It’s time for the big kick-off as the Homeless World Cup heads to Mexico

Teams from England, Scotland and Wales are among the 47 countries that will take to the pitch in Central America for (probably) 2018’s biggest football tournament

For some, football doesn’t come home and that’s why the Homeless World Cup has been such a phenomenon since kicking off in 2003.

The unique tournament is less about the VAR, the diving and the penalty heartbreak that made the mainstream money-printing FIFA competition in Russia so captivating in the summer.

Instead the 63 teams from 47 countries who will descend on Mexico City’s iconic Zocalo square to play street football from tomorrow will be focusing on the sport’s immense power for change.

For every one of the more than 500 players, the 16th edition of the Homeless World Cup offers a trip to escape day-to-day troubles, the chance to be part of a bigger movement and develop positive relationships to turn their life around.

That has been the reality for Wales women’s coach Wayne Ellaway, 43, who mixes his Street Football Wales activities with a full-time job at The Big Issue working with vendors in Newport and Gwent.

Making his debut as a player in 2015, Wayne coached the male team for two years before taking on the mixed team’s role this time around.

“It’s actually been a crazy year for me because I have started working for The Big Issue as well,” said Wayne. “I knew some of the team in Cardiff so I started volunteering and The Big Issue helped me pass my driving test and then I got a full-time job working with vendors in Newport and Gwent.

“This year I have seen eight vulnerable girls grow over 12 weeks into eight confident women and transform emotionally as well as overcoming personal problems.
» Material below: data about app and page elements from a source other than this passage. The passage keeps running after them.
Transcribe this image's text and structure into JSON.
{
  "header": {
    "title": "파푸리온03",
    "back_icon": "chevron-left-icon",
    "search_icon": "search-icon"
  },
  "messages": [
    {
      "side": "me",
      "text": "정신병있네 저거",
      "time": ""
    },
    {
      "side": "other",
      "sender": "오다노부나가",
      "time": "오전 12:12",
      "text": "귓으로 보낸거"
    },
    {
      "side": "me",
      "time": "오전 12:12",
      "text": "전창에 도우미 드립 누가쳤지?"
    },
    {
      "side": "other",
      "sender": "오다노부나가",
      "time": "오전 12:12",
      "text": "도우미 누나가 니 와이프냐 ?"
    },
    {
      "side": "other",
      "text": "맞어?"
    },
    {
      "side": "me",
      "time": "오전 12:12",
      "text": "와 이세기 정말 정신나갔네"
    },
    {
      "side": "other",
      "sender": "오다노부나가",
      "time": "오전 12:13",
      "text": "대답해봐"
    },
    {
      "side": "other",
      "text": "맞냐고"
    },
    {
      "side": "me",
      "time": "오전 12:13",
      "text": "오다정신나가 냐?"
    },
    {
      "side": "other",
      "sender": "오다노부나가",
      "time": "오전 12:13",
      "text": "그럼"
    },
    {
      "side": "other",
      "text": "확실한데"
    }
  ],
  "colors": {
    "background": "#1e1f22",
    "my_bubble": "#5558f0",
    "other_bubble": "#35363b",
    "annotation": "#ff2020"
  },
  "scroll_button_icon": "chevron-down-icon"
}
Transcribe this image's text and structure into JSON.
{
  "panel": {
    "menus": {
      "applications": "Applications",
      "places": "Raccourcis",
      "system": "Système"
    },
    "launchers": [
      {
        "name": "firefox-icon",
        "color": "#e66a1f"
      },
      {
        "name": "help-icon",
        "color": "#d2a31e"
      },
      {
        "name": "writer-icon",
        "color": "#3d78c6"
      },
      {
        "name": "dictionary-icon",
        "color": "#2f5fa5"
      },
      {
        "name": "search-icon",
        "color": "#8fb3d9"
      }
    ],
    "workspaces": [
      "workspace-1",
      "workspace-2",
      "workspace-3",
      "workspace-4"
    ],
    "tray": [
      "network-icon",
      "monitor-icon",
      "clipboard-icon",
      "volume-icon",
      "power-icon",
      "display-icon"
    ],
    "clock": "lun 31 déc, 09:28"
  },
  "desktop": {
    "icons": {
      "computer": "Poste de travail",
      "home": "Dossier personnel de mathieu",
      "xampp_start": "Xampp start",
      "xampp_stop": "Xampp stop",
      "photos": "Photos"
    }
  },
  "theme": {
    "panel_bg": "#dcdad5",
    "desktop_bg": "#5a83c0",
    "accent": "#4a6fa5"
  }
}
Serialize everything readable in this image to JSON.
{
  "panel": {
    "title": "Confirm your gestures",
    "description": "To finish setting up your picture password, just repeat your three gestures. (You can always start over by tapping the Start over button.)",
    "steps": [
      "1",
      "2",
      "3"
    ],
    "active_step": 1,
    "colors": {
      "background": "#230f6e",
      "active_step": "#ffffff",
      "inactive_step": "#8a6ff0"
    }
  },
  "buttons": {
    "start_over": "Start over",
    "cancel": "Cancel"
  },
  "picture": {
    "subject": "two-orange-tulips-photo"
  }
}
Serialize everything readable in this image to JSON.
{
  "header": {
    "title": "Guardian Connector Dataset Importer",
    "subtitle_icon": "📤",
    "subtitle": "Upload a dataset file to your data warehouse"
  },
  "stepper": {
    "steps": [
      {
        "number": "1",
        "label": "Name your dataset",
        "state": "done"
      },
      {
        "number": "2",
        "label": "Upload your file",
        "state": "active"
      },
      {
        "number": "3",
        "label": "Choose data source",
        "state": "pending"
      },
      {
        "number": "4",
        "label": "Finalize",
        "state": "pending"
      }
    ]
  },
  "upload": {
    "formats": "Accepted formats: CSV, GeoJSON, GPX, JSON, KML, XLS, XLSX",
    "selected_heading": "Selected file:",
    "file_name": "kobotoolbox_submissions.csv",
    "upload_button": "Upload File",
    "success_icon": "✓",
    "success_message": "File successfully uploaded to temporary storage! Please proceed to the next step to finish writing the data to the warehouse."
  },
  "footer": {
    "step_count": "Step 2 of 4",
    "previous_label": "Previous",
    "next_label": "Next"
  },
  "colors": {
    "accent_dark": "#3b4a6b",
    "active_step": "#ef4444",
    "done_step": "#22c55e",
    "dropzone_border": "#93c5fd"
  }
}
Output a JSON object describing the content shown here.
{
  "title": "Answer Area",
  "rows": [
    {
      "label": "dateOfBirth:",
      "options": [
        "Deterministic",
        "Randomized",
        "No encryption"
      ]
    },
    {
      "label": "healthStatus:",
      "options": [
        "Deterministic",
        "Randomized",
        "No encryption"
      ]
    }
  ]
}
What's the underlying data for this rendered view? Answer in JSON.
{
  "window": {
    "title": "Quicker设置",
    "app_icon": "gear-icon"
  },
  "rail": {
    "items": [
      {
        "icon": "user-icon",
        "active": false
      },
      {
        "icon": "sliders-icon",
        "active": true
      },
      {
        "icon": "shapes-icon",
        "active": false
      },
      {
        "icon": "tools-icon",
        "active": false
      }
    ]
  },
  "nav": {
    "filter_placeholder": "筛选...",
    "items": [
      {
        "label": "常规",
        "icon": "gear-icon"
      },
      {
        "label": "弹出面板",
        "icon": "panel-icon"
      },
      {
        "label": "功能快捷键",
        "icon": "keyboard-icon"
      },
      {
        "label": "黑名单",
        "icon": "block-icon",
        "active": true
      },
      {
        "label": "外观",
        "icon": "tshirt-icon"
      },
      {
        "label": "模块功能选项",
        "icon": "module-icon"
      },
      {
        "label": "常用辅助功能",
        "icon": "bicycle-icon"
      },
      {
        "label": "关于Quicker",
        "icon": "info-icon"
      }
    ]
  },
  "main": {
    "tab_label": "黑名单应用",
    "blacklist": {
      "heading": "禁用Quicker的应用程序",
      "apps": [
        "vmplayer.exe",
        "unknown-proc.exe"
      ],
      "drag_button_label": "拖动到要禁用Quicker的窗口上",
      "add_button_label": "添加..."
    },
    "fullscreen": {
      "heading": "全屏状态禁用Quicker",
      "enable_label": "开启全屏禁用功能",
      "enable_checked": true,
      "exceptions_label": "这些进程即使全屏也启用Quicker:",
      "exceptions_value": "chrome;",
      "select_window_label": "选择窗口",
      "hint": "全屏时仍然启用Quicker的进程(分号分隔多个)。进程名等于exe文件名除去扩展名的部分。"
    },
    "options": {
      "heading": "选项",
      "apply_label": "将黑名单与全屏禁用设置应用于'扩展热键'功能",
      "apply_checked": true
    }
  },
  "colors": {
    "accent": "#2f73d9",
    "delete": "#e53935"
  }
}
The football is second for me – first and foremost it is about how they are growing personally. I know that journey from when I was playing and when I was homeless.”

Wayne will be hoping to impress Street Football Wales patron and superfan Michael Sheen with his side’s displays while other global superstars who have turned their attention to the tournament in the past include actor Colin Farrell and ex-Manchester United manager Sir Alex Ferguson.

There will be an expected 200,000 spectators at the tournament with millions more watching online and it is likely that the local crowd will pack the four purpose-built pitches with a partisan sea of colour and noise.

And with good reason as Mexico has dominated the tournament alongside, you guessed it, Brazil.


The Big Issue has inspired the launch of 120 street papers globally, including sister titles in Australia, South Africa, Japan, Taiwan and Korea.

The two battled it out in last year’s men’s final, with the Samba boys coming out on top 4-3 to become the first team to win three times, while it has been just six years since the tournament was last in Mexico.

“I’m looking forward to the food and culture in Mexico because it has been a childhood dream for me to go there,” he said. “When I was a kid about the age of seven or eight I had a world book and the two things that fascinated me were the Northern Lights and the Americas. I didn’t get to see the Northern Lights in Oslo so it will be a real dream to finally see Mexico for the first time.”

Wayne will not have too far to travel next year – Cardiff will be the 2019 host – but he’s not the only one who will be living the dream, as England coach Craig McManus explains.

“We never focus on winning – it’s always on fair play and the experience. And there is a lot of excitement and a bit of fear about going to Mexico because some of the team have never left the UK before,” said Craig. “What we don’t want is this team to get falsely elevated by the experience – when they come back they will be doing job applications and all sorts of things like that and so the Homeless World Cup is just a part of their development.”

Glasgow-born Craig’s experience of the Homeless World Cup harks back to when he captained Scotland to a win against England on home turf.

Since then, he has switched allegiance, heading south to work with Centrepoint, the charity who organise the England team.

Craig’ dedicated team work alongside Premier League clubs like Arsenal and Chelsea to put on sport sessions from which the final squad is pulled from.

His remit is now to spread the programme across the country, encompassing Centrepoint hostels in Sunderland, Barnsley, Southampton and more.

And watching his players develop in the months leading up to the tournament has taken Craig back to how his time on the pitch has given him the stability to find stability in his career, relationships and housing.

“It was a fantastic experience being involved in Street Soccer Scotland, especially as I was at a point of change in my life. I was on the up because I was in recovery from drug addiction,” said Craig.

“The year before I had lost my dad and it had torn my family apart and my behaviour didn’t help matters. But playing in the Homeless World Cup gave me the opportunity to be myself in a different environment and to be part of something bigger than myself as well as playing the game I have loved since I was six years old.”

Craig’s former pals at Street Soccer Scotland have received a boost before embarking on their journey to Mexico with a final training session run by Celtic boss Brendan Rodgers.

The players were put through their paces at the Glasgow giants’ Lennoxtown training centre last week to prepare them for the tournament.

David Duke, founder and chief executive of Street Soccer Scotland, said: “Brendan has worked with some of the best players in the world, so for the teams to be getting their final training session from someone of Brendan Rodgers stature is incredible and will give such a large confidence boost to every player.”

Images: Homeless World Cup